This case holds that the testimonial privilege applies to arbitrations.
In an IME report, Dr. Maric criticized Dr. Yeung’s treatment of a patient. Yeung sued Maric for defamation and false-light invasion of privacy. Maric argued the privilege, Yeung that it didn’t apply because the IME was done not for a lawsuit but for a UM/UIM (the opinion doesn’t say which) arbitration. The trial court granted Maric summary judgment; Yeung appealed.
The court first confirms that the testimony of witnesses is absolutely privileged at trial and deposition, and also in “reports, consultation, or advice” or other “preliminary steps” so long as it has reference to litigation pending or seriously contemplated. The opinion explains why this is a good thing.
Comments in the Restatement say that the privilege applies to tribunals exercising “judicial functions.” The Arizona Supreme Court held (Craviolini, 1961) that private, contractual arbitrators exercise quasi-judicial functions. It therefore applies to UM/UIM arbitrations, which are private and contractual. Certain judicial safeguards must apply but those are ensured by the Uniform Arbitration Act. (By a very short extension of the court’s reasoning, then, the privilege applies to any arbitration governed by the Act, which effectively means all of them.)

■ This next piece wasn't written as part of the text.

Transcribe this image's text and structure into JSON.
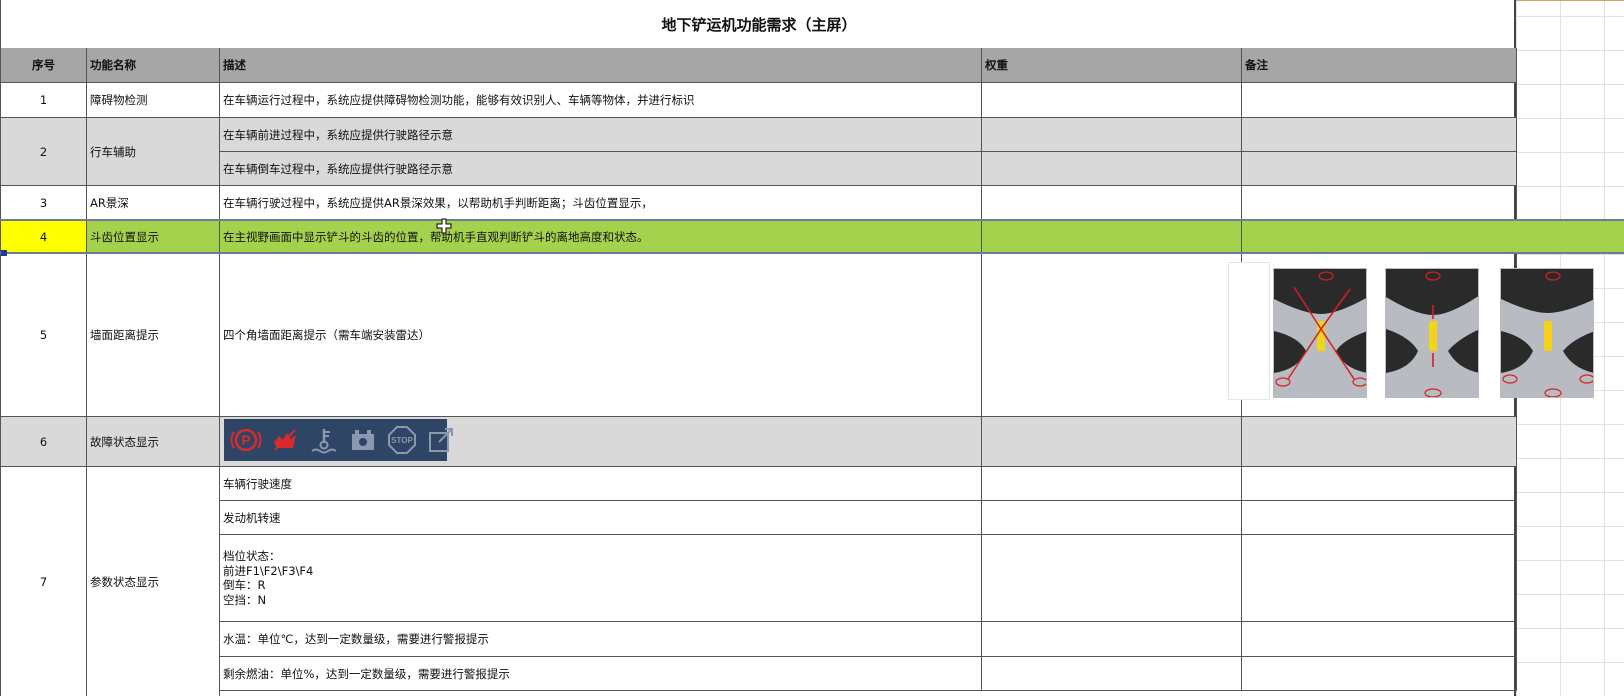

The opinion is 14 pages long but that’s about all there is to it. The court briefly addresses a couple of Yeung’s factual arguments and, not quite so briefly, reassures itself that it must be right because other states think so, too. Other than being too long, though, it is clean and well-written.
(Link to opinion)